May 26th 2020
On Tuesday, 50,000 people took part in eleventh wave of UAntwerp’s Big Corona Study
Since the first relaxations in early May, the mental well-being of Belgians has been going in the right direction, although there is a small but growing group with indications of psychological problems. These and other interesting findings emerged from the weekly Big Corona Study.
Tuesday saw the eleventh wave of the Big Corona Study of the University of Antwerp. Scientists from the University of Antwerp are working together with colleagues from UHasselt, KU Leuven and ULB, and can count on financial support from the Research Foundation Flanders (FWO). Just under 50,000 Belgians took some time again this Tuesday to answer the questions. For the second week in a row, a separate children’s questionnaire was also organised for six to twelve-year-olds.
Last week, 70,000 people took part. The steady decline is quite logical, according to the scientists. ‘Step by step, people pick up their – more or less normal – lives’, initiators Philippe Beutels and Pierre Van Damme (UAntwerp) say. ‘The fact that 50,000 people are still taking part is still great. The questionnaire thus continues to provide relevant information. Thank you for that!’
Health care workers get infected at work
An initial analysis of the large amount of data – as is customary each week – yields some interesting findings:
Of the 303 respondents in the last three questionnaires who think they know where they got their confirmed infection, 178 state that the workplace was the source. A large proportion of them (98/178) work in the health care sector. Given that the virus was able to spread in our residential care homes, this is perhaps not surprising, but it remains important to further reduce risk in these environments. Education (11), industry (9) and trade (9) are also indicated as possible work situations where people suspect to have contracted an infection, but these numbers are significantly lower.
The Big Corona Study has been probing the mental well-being of Belgians for many weeks. On average, mental well-being declined systematically until the beginning of May. After the first week of May (and the first relaxations) things have started moving in the right direction, but Belgian are still in a worse state than in June 2018, when Sciensano organised the big Health Survey in tempore non suspecto.
Something important to note: there is a small group of people who clearly indicate experiencing psychological problems. Their share rose from 1.5% at the beginning of the lockdown to 6% today. ‘It is important not to lose sight of them’, Thomas Neyens (UHasselt/KU Leuven) says.
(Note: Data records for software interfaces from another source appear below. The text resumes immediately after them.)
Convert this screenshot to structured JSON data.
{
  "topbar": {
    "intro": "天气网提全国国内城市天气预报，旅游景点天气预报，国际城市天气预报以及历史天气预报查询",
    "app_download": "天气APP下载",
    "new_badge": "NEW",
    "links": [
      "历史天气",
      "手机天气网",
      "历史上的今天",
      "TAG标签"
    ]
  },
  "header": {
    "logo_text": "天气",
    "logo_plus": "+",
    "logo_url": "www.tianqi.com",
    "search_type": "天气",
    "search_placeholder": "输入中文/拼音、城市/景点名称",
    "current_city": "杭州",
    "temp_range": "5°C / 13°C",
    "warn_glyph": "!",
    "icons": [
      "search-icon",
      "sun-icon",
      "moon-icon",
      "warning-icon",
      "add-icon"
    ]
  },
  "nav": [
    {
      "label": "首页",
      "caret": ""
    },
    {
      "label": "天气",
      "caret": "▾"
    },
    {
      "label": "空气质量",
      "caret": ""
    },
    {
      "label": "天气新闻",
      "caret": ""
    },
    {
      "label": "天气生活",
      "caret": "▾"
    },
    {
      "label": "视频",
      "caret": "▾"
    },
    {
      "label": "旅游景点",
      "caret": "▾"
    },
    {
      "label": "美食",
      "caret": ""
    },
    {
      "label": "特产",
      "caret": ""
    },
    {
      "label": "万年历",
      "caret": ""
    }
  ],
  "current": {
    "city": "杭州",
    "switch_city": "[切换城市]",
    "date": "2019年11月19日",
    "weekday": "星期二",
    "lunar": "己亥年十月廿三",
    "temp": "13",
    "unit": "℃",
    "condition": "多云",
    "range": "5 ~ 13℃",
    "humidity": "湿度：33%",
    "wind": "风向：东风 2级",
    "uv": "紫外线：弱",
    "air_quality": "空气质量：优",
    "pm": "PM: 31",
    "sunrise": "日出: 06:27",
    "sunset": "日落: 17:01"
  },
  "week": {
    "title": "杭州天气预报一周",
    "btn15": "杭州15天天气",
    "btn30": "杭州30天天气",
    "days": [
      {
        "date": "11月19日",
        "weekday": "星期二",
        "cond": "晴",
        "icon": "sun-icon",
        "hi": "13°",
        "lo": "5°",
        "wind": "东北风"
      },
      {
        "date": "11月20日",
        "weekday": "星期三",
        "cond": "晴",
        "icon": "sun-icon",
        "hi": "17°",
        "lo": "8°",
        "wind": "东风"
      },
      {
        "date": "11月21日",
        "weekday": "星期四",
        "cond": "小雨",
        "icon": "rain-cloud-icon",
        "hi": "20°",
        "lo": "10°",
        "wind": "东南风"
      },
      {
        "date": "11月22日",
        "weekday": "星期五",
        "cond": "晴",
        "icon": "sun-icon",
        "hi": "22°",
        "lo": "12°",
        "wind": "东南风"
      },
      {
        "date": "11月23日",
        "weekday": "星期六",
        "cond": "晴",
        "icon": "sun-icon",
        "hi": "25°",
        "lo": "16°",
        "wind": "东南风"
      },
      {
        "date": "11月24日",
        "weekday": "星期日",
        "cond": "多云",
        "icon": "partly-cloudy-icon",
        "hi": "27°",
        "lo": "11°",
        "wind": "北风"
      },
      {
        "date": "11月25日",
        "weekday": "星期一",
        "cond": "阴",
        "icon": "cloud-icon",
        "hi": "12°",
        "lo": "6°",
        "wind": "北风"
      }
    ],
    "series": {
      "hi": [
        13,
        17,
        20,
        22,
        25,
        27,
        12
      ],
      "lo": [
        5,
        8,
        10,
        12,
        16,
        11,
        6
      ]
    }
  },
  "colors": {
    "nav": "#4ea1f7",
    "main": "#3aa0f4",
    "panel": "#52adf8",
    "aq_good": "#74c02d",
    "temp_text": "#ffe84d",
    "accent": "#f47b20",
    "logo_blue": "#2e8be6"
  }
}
38 respondents received a COVID-19 diagnosis in the past 8 days. Only 8 (21%) of them were contacted by a contact tracer up until Tuesday, and this happened between 3 to 12 days after the onset of their symptoms.
The living situation of children has a clear impact on the activities they engage in. About 20% of children without a garden or patio can play sports, compared to about 35% of children who have at least a patio. For playing outside, the ratio is even more pronounced: about 70% of children with a garden and/or patio, compared to about 45% of children without.
On Tuesday 2 June between 10 a.m. and 10 p.m., the twelfth wave of the Big Corona Study is scheduled to take place (available in four languages): www.corona-study.be.
Every working day a new result from the Big Corona Study is highlighted at https://corona-studie.shinyapps.io/corona-studie/, a project by Jonas Crèvecoeur (KU Leuven).